“When called to do so, people should get vaccinated,” he urged.
Director of the ECDC, Andrea Ammon, said that there is a need to remain vigilant and continue to use common sense to prevent the spread of the virus.
“This means getting a full course of vaccination as soon as the opportunity arises and maintaining physical distancing, washing hands, avoiding crowded spaces, and wearing a mask when necessary,” she said, adding that these are measures are known to work to protect ourselves and others.
“We should think of these as ‘anti-lock down measures’ because they can help prevent the spread of disease without having to shut down large parts of society,” Ammon added.
In particular, the WHO and ECDC urged priority groups, such as older people, those with chronic diseases and healthcare workers, to receive a complete COVID-19 vaccine course to protect themselves, and those they come in contact with, from severe disease.
In addition, the authorities strongly recommend a fast roll-out of vaccinations to all eligible groups.
Confirmed cases of COVID-19 have been rising across Europe for each of the past four weeks.

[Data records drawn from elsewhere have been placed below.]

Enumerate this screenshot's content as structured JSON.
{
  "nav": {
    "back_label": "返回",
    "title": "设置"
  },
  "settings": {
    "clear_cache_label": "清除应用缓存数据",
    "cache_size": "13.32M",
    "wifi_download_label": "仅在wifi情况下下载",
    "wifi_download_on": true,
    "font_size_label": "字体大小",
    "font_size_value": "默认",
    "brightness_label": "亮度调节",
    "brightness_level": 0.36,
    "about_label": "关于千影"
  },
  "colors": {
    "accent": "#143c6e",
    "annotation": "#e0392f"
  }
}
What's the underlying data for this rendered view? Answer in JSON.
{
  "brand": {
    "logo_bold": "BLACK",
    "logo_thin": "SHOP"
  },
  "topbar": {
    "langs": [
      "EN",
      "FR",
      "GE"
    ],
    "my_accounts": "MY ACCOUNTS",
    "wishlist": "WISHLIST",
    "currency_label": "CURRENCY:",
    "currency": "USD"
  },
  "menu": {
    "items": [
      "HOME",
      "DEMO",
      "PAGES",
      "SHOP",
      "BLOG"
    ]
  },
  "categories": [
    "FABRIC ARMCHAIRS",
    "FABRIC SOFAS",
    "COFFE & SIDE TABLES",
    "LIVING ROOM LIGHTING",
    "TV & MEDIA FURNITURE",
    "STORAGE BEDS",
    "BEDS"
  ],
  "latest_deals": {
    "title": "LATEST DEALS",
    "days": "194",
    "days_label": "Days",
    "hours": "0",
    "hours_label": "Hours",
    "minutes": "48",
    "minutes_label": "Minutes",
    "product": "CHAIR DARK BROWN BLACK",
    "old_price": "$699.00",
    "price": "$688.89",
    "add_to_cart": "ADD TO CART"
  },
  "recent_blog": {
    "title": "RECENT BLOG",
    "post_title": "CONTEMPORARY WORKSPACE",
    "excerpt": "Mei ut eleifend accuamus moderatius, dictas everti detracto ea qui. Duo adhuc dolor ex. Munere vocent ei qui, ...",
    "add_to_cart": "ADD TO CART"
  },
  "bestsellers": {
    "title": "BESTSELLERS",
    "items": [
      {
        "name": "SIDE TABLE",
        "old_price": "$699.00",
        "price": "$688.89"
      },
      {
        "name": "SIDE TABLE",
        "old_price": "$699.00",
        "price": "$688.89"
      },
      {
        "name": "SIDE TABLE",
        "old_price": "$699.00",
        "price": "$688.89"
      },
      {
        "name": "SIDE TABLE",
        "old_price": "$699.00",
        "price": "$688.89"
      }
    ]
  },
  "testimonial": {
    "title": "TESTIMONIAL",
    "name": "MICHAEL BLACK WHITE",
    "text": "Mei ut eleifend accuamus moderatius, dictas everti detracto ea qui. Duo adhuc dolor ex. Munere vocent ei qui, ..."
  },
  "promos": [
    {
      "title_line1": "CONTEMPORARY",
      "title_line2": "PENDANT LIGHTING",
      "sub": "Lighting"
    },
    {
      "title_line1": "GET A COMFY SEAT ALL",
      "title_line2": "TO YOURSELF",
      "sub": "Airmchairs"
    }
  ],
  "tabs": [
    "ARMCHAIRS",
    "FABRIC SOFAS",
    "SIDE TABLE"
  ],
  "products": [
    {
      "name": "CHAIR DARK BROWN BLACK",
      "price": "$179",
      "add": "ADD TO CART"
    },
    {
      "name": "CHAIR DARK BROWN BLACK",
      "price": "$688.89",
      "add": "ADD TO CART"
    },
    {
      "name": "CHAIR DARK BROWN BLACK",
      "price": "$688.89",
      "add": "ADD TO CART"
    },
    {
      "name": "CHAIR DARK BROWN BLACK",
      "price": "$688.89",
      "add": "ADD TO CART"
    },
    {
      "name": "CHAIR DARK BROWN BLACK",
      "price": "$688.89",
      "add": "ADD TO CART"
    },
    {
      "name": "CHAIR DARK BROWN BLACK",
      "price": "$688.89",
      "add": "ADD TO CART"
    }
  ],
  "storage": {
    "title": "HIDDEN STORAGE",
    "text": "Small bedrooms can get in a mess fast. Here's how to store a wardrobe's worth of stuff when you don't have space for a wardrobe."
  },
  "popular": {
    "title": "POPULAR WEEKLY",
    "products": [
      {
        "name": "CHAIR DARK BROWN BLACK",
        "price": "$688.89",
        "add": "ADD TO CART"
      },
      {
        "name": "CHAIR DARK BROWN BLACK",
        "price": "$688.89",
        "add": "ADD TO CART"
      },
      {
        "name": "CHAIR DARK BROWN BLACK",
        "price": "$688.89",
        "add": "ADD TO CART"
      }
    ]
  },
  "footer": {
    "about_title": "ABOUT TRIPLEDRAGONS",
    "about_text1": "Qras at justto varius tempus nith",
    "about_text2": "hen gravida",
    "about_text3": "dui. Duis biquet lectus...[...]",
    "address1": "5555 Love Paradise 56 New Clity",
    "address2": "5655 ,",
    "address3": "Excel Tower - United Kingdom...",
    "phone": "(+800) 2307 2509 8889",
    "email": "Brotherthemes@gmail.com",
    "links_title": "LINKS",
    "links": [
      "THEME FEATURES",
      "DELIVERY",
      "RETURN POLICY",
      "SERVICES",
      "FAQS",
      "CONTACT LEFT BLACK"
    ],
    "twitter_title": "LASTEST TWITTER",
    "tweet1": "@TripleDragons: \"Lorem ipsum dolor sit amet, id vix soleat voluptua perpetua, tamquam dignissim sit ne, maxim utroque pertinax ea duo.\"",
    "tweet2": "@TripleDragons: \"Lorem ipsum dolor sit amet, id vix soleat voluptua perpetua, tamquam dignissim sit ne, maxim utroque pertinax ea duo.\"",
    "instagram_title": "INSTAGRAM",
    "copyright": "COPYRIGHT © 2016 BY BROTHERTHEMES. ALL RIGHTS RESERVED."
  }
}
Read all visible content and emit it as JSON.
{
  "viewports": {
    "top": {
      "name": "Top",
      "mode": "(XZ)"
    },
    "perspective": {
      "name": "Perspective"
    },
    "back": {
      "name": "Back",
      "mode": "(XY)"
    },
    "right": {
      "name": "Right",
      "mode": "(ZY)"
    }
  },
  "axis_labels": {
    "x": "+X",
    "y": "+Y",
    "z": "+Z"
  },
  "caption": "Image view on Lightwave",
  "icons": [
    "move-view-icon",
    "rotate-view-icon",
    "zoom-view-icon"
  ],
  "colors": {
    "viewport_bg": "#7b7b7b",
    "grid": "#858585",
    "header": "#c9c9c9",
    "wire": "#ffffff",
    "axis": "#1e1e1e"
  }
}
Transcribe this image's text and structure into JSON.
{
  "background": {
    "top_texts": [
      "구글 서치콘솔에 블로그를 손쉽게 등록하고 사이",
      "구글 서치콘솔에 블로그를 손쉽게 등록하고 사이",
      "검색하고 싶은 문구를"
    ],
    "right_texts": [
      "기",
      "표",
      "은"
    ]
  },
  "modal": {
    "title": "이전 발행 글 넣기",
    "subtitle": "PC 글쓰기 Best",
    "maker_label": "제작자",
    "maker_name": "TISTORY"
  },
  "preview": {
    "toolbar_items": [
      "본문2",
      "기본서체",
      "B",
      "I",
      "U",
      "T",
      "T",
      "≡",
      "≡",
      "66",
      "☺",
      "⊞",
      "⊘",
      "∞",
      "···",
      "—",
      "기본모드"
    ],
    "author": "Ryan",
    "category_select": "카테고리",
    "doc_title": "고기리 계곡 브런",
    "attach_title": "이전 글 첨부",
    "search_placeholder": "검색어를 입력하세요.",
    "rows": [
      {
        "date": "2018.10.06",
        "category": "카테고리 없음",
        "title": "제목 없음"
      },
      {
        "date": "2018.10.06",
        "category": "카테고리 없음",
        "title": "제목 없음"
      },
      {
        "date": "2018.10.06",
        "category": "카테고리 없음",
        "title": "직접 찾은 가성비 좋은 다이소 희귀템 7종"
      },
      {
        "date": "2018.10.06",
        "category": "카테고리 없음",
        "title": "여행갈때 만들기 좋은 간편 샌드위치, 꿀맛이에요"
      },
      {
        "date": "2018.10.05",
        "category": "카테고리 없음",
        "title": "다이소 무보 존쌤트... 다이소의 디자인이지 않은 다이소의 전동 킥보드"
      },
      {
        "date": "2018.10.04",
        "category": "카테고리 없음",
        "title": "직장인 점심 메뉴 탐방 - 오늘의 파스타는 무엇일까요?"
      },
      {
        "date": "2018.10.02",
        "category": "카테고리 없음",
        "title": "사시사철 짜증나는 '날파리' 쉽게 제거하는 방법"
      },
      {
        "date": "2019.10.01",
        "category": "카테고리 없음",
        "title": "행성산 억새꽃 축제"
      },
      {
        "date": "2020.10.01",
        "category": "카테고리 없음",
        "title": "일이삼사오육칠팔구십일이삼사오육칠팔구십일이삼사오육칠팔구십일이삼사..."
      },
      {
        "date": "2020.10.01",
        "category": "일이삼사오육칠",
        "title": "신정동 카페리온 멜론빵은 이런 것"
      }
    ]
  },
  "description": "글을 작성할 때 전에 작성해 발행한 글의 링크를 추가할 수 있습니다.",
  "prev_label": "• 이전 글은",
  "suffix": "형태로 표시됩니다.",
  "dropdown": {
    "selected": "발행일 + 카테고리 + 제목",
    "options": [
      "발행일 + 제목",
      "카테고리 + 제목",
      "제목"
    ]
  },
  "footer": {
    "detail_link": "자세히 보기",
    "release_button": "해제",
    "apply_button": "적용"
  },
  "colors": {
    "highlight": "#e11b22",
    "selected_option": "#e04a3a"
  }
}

While notification rates have increased across all age groups, rates have increased most rapidly among 15 to 24-year-olds, where a 5-fold increase in reported cases has been observed over the past month.
To combat this rise, WHO Europe has recommended that countries a number of measures, including that countries increase access to free of charge testing, expand sequencing, incentivise quarantine for contacts and isolation for confirmed cases, strengthen contact tracing to break chains of transmission and ensure those most at risk among populations are vaccinated.
The authorities also stressed the need to follow the WHO Europe’s summer sense practical measures when travelling this summer, which include wearing masks, avoiding crowded areas and keeping a safe distance from others.
[Edited by Benjamin Fox]